┌──

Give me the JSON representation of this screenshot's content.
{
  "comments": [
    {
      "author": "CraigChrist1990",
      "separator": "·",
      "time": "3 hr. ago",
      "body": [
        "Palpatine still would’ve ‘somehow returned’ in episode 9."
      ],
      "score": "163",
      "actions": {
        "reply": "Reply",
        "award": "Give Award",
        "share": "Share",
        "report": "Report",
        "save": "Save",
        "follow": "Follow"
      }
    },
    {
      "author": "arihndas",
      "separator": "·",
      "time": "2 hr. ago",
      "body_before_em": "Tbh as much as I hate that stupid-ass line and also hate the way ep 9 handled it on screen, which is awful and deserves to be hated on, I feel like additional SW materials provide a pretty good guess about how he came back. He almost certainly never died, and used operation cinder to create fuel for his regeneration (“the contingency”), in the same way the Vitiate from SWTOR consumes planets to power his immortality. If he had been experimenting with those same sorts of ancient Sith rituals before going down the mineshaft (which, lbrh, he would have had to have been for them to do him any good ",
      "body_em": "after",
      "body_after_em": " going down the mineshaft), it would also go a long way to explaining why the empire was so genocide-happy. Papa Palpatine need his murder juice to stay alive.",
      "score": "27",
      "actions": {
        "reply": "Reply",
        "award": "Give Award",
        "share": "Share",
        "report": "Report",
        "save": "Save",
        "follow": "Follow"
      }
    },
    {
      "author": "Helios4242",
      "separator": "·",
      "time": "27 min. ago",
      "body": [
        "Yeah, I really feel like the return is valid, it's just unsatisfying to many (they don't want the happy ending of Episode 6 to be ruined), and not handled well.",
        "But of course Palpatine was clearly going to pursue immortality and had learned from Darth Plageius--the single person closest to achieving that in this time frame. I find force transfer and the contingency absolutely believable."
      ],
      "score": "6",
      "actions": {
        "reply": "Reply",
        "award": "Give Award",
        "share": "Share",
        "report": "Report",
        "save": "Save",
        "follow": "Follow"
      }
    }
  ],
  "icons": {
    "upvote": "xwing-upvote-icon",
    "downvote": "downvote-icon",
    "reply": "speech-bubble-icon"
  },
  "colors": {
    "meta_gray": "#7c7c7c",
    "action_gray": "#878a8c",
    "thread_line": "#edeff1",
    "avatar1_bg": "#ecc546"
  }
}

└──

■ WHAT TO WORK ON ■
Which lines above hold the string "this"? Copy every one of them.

■ EXERCISE OUTPUT ■
Give me the JSON representation of this screenshot's content.
        "But of course Palpatine was clearly going to pursue immortality and had learned from Darth Plageius--the single person closest to achieving that in this time frame. I find force transfer and the contingency absolutely believable."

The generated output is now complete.